Accepted paper:

Ovimbundu ethnic and regional identity and association in post-war Angola

Author:

Vasco Martins (University of Coimbra)

Paper short abstract:

Ethnic association in Angola maintains networks of migration and interaction which the Ovimbundu use for social advancement, but also to escape state exclusion at the local level. Tribalism and regionalism, although dormant, are still common concepts to popular perception of other groups in Angola.

Paper long abstract:
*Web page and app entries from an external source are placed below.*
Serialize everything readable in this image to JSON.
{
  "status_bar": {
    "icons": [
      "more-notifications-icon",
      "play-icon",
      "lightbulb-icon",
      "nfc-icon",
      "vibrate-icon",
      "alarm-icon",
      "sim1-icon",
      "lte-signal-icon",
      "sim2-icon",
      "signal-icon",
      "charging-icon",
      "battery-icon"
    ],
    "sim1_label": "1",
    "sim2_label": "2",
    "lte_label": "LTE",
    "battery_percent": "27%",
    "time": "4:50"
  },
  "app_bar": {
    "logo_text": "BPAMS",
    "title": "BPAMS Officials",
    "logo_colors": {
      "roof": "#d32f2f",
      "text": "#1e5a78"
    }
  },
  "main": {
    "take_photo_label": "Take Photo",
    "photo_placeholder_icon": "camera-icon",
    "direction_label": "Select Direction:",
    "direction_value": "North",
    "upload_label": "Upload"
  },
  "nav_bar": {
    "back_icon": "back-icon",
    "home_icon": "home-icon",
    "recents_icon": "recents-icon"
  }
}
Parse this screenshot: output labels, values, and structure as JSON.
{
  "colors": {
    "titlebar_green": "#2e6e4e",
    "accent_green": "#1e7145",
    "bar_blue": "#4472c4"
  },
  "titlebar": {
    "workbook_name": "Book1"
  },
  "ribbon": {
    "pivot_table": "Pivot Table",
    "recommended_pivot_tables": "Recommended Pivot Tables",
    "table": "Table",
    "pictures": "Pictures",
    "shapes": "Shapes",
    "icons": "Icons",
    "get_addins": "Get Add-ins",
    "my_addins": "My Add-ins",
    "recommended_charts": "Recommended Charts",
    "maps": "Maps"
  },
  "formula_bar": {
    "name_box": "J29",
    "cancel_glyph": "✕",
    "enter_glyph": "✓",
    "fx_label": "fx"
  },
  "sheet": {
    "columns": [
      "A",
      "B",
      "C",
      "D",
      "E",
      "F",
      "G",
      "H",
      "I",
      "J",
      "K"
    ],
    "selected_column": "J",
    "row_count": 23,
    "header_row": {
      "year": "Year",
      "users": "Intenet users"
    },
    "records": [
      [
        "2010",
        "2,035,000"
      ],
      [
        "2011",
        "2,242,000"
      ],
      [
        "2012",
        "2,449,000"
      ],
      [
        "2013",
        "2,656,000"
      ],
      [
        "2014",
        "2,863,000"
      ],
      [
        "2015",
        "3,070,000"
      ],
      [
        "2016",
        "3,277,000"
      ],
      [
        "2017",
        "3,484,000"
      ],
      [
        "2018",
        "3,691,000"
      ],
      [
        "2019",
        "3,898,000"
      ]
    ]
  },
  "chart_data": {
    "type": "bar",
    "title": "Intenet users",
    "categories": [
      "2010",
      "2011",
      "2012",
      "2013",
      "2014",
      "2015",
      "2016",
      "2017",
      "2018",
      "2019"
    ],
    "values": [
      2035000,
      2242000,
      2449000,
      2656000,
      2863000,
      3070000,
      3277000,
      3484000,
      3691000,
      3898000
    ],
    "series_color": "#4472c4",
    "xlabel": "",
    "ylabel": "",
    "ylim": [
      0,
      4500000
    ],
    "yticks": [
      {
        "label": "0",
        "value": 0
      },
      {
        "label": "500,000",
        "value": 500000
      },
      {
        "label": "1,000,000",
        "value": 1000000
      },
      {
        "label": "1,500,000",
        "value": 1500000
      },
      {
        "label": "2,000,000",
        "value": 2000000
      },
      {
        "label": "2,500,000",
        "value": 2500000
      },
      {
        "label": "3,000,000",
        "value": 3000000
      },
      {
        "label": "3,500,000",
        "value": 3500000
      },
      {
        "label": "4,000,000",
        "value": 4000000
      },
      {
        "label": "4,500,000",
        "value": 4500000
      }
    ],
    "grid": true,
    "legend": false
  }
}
This paper aims to bring back to the academic foreground issues relating to post-war ethnicity in Angola. Contrary to the belief that Angola does not exhibit signs of ethnic discomfort, as an integral part of a PhD investigation, the paper brings to light issues commonly referred to as "tribalism" and "regionalism", in an attempt to decode the ethnic relations between the Ovimbundu, the various groups and the state. Focusing on the Ovimbundu, the largest ethnic group in the country, the article puts forward the idea that non-Ovimbundu people tend to associate this group with a very specific region, the centre, and with a political party, UNITA, which often leads to political and economic exclusion for those who speak Umbundu, especially when relating to the state on the local level. This presumption seems to be foreign to Ovimbundu thought and behaviour, as the group's cultural borders appear to be extremely porous and inclusive of other ethnic groups, a fact verifiable by the commonality of marital exogamy and constant migration and integration. To be sure, there exists no ethnic Ovimbundu party in Angola today. Scattered across many political realms, the Ovimbundu in general, not their elites, appear to attempt to survive in a sea of economic and social chaos, obliging them to search for social advancement within their own ethnic networks, especially in terms of job migration. The paper will be based upon field research conducted in Angola between January and April 2013, in the provinces of Huambo, BiƩ and Luanda.

panel P035
Angola in the aftermath of civil war: overcoming the impacts of protracted violence